→ WHAT THE TASK ASKS
Copy every line of the records below where the word "that" occurs.

(Entries from a dataset of interfaces)
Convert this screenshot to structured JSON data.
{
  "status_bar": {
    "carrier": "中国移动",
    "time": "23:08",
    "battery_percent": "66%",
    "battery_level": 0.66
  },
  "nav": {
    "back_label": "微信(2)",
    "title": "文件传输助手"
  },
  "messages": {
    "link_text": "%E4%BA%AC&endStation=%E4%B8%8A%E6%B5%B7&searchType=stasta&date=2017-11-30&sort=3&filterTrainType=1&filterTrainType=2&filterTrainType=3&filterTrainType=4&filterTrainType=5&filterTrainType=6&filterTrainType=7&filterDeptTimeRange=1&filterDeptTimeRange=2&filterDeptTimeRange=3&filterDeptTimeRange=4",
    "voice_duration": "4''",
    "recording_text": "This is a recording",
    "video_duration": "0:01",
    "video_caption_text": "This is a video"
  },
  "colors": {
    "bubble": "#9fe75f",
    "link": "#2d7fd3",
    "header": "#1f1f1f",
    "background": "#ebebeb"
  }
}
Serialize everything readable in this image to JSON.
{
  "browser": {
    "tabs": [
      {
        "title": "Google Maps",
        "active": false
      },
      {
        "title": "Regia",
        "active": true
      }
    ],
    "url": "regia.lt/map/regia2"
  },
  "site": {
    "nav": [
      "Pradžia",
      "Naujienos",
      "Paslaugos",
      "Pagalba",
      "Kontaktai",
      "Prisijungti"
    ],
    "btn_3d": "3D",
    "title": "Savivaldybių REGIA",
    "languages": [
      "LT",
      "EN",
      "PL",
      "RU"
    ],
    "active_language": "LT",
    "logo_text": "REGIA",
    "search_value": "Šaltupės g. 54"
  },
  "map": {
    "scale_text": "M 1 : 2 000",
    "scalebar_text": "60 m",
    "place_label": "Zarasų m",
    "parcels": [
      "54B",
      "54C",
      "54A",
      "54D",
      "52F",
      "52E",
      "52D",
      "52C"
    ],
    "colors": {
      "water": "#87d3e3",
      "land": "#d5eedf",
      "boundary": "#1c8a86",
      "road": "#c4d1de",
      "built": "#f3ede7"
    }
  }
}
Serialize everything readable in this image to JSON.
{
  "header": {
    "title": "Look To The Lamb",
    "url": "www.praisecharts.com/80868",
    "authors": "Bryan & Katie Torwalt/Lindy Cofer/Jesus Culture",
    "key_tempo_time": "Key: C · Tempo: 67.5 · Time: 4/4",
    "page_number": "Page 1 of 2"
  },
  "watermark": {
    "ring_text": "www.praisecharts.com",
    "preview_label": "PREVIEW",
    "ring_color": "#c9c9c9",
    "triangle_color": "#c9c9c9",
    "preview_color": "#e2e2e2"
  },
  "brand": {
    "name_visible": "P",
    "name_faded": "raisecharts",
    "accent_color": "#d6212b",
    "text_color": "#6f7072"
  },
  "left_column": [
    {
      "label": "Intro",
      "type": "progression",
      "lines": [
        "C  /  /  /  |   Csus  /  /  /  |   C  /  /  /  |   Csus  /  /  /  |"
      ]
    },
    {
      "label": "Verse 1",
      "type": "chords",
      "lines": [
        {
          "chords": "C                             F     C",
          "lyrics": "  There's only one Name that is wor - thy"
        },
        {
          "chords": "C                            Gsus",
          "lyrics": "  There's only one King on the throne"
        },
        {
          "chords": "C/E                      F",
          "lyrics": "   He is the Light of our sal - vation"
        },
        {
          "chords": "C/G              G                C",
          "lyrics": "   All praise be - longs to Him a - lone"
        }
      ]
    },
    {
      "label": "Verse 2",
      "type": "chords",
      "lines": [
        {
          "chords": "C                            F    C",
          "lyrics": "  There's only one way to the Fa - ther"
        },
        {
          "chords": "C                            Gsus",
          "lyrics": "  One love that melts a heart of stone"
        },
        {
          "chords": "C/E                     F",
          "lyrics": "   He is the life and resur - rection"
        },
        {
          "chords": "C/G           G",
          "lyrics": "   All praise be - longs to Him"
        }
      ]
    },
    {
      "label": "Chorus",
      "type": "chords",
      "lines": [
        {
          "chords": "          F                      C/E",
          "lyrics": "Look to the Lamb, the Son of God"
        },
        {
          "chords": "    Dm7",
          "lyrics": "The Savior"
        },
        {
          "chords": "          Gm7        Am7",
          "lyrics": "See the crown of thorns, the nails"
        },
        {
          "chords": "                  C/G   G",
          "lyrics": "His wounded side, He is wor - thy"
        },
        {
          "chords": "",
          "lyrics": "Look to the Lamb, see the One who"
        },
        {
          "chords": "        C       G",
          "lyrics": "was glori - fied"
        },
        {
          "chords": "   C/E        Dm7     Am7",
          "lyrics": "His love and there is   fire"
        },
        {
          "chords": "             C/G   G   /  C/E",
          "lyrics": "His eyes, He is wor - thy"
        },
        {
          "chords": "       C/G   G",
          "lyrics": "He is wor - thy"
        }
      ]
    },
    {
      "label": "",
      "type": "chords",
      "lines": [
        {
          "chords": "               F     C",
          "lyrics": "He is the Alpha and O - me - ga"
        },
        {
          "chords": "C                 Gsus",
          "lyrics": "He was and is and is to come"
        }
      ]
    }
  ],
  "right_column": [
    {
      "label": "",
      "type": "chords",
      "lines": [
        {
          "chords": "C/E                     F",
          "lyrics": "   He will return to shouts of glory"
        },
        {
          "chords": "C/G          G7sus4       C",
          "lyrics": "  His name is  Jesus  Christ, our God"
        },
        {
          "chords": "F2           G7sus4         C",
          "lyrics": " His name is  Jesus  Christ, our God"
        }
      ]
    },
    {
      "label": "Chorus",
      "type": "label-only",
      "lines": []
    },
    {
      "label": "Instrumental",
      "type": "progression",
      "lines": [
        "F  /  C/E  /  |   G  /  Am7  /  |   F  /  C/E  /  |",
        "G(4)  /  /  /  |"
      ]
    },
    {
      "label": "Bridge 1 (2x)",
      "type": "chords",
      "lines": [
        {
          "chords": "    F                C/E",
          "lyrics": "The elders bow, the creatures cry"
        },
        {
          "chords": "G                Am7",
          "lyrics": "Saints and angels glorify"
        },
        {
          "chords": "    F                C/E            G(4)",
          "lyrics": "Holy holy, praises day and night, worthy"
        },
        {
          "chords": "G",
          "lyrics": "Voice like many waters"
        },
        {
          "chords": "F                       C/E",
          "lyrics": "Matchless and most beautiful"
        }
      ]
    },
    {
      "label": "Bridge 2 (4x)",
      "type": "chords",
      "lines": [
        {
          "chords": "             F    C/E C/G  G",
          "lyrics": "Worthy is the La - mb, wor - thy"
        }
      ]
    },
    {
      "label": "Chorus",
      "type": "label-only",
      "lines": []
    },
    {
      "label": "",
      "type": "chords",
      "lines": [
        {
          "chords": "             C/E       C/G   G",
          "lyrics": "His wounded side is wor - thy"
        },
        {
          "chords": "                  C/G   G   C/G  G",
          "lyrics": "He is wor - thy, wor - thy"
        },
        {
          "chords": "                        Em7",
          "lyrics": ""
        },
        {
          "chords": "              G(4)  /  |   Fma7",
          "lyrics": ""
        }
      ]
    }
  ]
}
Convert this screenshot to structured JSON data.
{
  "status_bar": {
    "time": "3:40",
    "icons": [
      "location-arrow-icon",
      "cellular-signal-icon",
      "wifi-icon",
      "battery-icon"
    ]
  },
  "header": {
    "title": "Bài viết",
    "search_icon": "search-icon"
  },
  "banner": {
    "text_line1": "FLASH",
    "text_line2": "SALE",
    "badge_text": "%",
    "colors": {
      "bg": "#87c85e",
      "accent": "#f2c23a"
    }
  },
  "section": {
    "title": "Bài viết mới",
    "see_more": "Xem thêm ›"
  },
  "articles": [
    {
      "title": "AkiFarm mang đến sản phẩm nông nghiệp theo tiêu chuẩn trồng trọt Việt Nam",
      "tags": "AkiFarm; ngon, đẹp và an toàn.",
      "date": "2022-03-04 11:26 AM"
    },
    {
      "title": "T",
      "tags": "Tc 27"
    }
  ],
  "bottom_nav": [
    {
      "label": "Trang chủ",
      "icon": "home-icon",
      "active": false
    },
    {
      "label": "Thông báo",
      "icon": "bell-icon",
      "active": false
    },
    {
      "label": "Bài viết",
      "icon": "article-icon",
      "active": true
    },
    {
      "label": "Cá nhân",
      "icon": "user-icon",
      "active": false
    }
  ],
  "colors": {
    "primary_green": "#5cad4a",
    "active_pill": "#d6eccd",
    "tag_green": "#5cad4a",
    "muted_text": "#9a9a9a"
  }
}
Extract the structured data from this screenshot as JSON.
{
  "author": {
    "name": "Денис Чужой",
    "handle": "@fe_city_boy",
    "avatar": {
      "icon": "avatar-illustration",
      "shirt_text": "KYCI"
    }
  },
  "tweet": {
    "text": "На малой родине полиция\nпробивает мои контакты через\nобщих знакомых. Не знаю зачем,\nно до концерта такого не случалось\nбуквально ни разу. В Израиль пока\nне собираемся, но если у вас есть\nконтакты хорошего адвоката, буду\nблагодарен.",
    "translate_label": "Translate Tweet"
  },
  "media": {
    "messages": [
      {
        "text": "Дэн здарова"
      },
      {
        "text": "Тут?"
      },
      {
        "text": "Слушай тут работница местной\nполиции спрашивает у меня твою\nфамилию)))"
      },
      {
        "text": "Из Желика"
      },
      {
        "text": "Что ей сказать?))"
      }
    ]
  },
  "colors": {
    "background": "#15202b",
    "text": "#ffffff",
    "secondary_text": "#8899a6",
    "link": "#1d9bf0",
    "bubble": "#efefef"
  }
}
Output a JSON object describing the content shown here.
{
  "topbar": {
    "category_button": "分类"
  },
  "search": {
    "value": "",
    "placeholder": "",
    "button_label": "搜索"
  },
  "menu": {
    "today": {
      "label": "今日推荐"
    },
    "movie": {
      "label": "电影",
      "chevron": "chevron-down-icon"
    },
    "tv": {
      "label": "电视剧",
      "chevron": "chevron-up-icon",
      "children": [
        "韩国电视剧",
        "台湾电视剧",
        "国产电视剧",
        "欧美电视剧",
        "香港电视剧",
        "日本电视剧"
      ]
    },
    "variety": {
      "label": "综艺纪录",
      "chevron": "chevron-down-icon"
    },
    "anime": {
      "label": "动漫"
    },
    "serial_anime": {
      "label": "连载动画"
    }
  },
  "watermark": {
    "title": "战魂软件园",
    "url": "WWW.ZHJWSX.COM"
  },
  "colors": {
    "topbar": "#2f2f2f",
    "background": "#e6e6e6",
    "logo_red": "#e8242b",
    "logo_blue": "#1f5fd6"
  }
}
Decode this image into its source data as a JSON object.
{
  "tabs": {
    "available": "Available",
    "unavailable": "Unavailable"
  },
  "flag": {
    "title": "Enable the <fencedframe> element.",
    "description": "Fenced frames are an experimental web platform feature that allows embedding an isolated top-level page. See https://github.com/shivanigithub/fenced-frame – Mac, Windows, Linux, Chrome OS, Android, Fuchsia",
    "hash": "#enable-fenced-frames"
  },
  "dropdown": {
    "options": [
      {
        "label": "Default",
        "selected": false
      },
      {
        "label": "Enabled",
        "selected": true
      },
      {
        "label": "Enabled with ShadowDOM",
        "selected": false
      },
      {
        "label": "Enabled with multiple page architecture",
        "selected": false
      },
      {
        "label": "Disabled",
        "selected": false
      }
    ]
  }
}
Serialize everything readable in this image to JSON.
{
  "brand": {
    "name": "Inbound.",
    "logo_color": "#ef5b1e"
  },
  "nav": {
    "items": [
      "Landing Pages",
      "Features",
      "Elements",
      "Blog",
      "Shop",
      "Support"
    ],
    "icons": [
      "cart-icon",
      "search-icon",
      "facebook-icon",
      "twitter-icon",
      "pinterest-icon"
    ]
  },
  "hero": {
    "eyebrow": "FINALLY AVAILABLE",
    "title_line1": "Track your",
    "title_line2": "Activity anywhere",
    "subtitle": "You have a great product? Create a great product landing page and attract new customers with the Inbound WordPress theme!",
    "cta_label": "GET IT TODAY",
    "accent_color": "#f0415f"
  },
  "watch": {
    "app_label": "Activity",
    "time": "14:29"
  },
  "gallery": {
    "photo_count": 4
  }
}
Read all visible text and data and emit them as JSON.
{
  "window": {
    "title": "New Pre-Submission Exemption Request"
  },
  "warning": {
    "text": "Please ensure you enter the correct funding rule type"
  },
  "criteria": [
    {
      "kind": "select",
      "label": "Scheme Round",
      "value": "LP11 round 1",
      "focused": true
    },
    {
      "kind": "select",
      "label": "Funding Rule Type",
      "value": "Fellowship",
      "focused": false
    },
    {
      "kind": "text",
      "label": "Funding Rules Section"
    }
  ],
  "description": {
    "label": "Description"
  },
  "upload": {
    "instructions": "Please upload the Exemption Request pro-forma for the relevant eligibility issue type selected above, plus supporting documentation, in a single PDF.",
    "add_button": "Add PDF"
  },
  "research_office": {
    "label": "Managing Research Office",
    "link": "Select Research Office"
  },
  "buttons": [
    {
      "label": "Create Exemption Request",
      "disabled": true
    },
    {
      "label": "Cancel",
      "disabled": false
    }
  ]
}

→ ANSWER TO THE EXERCISE
          "lyrics": "  There's only one Name that is wor - thy"
          "lyrics": "  One love that melts a heart of stone"
    "description": "Fenced frames are an experimental web platform feature that allows embedding an isolated top-level page. See https://github.com/shivanigithub/fenced-frame – Mac, Windows, Linux, Chrome OS, Android, Fuchsia",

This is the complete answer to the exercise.